Ontogenetic colour change (OCC) may signal a switch in defensive strategies across development. Commonly, juveniles use cryptic colours and transition to conspicuous coloration as adults. Extensive theoretical and empirical work suggest such a transition is more likely than the converse. Oreophryne ezra, a newly discovered frog from New Guinea, however, undergoes OCC that belies expectations. We investigated the notion juveniles are aposematic while the adults use crypsis. We quantified the extent of conspicuousness of O. ezra across life stages using spectrophotometry and models of avian vision; and analysed skin extracts for the presence of toxic alkaloids.

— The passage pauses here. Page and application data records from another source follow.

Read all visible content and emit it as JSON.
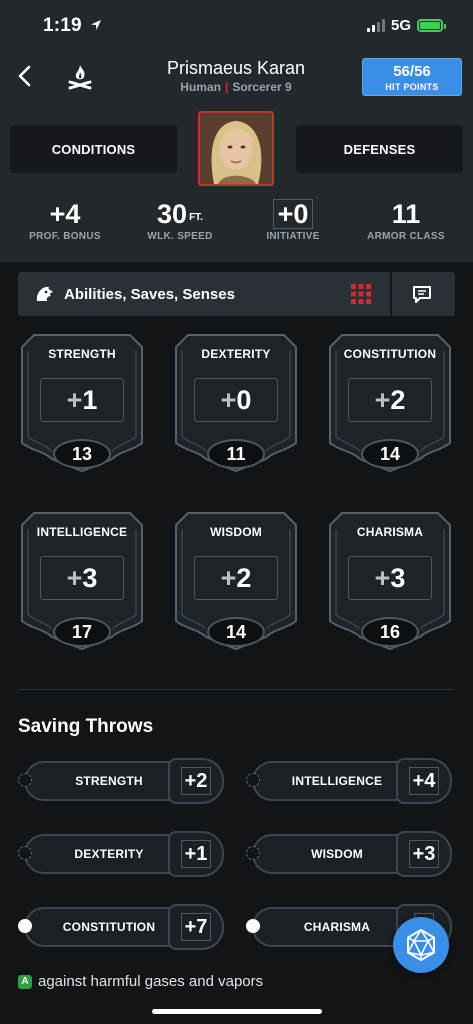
{
  "status_bar": {
    "time": "1:19",
    "network": "5G"
  },
  "header": {
    "name": "Prismaeus Karan",
    "race": "Human",
    "class_level": "Sorcerer 9",
    "hit_points": {
      "current_max": "56/56",
      "label": "HIT POINTS"
    }
  },
  "buttons": {
    "conditions": "CONDITIONS",
    "defenses": "DEFENSES"
  },
  "stats": {
    "prof_bonus": {
      "value": "+4",
      "label": "PROF. BONUS"
    },
    "walk_speed": {
      "value": "30",
      "unit": "FT.",
      "label": "WLK. SPEED"
    },
    "initiative": {
      "value": "+0",
      "label": "INITIATIVE"
    },
    "armor_class": {
      "value": "11",
      "label": "ARMOR CLASS"
    }
  },
  "section": {
    "title": "Abilities, Saves, Senses"
  },
  "abilities": [
    {
      "name": "STRENGTH",
      "sign": "+",
      "mod": "1",
      "score": "13"
    },
    {
      "name": "DEXTERITY",
      "sign": "+",
      "mod": "0",
      "score": "11"
    },
    {
      "name": "CONSTITUTION",
      "sign": "+",
      "mod": "2",
      "score": "14"
    },
    {
      "name": "INTELLIGENCE",
      "sign": "+",
      "mod": "3",
      "score": "17"
    },
    {
      "name": "WISDOM",
      "sign": "+",
      "mod": "2",
      "score": "14"
    },
    {
      "name": "CHARISMA",
      "sign": "+",
      "mod": "3",
      "score": "16"
    }
  ],
  "saving_throws": {
    "title": "Saving Throws",
    "items": [
      {
        "name": "STRENGTH",
        "bonus": "+2"
      },
      {
        "name": "INTELLIGENCE",
        "bonus": "+4"
      },
      {
        "name": "DEXTERITY",
        "bonus": "+1"
      },
      {
        "name": "WISDOM",
        "bonus": "+3"
      },
      {
        "name": "CONSTITUTION",
        "bonus": "+7"
      },
      {
        "name": "CHARISMA",
        "bonus": "+"
      }
    ],
    "proficient": [
      "CONSTITUTION",
      "CHARISMA"
    ]
  },
  "advantage_note": {
    "badge": "A",
    "text": "against harmful gases and vapors"
  },
  "colors": {
    "accent": "#3a8ee6",
    "header_bg": "#23282d",
    "page_bg": "#121518",
    "red": "#c53131",
    "battery": "#3ecf54"
  }
}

As predicted, the juvenile colour patterns were estimated to be conspicuous to likely predators against the frogs natural viewing backgrounds, while adults consistently fell below the threshold of discriminability. However, we discovered no alkaloids in either juveniles or adults. This suggests the juveniles use alternative defensive chemicals, or the colour pattern has an alternative origin - to which we offer the hypothesis that juvenile frogs may be Batesian mimics of a synoptic species of weevil. This study highlights the potential for this system, and others like it, to inform our understanding of the adaptive significance of OCC and the selective drivers for different anti-predatory strategies.
- adaptive coloration